## Problem requirements:
Among the entries, which lines carry the string "JSON"? Copy each of them.

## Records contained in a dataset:

※

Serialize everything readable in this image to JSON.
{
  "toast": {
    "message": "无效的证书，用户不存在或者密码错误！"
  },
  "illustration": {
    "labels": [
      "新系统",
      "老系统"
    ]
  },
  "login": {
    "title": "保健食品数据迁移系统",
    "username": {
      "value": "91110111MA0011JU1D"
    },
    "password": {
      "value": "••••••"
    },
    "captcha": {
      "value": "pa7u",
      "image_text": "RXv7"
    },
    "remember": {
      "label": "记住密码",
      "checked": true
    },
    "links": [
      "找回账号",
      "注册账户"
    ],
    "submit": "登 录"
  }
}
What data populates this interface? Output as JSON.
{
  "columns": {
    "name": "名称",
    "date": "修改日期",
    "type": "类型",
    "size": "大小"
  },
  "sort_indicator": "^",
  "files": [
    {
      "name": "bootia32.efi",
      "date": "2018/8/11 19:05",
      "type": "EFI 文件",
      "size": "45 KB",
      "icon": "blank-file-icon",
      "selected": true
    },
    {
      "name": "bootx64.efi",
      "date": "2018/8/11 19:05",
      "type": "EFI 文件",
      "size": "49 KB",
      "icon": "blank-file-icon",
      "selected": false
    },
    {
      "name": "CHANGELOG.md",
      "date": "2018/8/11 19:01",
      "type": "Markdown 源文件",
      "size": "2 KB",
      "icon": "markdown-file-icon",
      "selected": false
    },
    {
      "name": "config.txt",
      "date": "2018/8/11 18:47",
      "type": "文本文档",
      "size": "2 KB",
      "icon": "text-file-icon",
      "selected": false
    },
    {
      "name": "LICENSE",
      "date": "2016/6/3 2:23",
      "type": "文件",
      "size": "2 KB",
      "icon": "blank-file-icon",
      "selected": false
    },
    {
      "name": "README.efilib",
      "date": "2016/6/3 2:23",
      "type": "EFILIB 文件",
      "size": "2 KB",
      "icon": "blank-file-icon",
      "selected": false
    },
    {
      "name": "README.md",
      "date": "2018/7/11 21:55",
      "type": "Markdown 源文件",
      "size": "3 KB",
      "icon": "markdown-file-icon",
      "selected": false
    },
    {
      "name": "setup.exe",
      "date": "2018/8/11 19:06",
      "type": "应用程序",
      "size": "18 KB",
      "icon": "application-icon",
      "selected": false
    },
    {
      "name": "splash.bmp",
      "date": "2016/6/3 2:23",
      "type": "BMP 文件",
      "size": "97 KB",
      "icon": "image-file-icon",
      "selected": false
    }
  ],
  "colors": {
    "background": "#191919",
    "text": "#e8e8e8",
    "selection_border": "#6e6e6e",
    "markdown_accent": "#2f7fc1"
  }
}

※

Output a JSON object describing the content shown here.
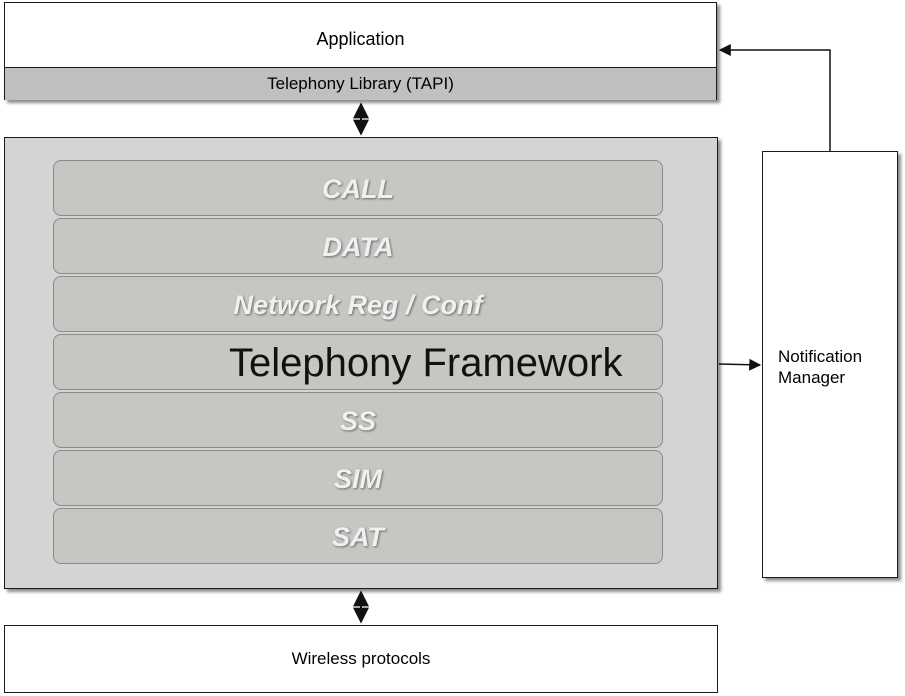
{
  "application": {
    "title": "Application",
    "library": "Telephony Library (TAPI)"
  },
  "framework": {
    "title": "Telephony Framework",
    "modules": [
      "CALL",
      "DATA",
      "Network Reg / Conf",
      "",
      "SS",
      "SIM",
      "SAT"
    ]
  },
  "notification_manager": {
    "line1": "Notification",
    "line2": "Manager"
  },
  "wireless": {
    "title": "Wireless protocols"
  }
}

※

## Answer to this exercise:
Serialize everything readable in this image to JSON.
What data populates this interface? Output as JSON.
Output a JSON object describing the content shown here.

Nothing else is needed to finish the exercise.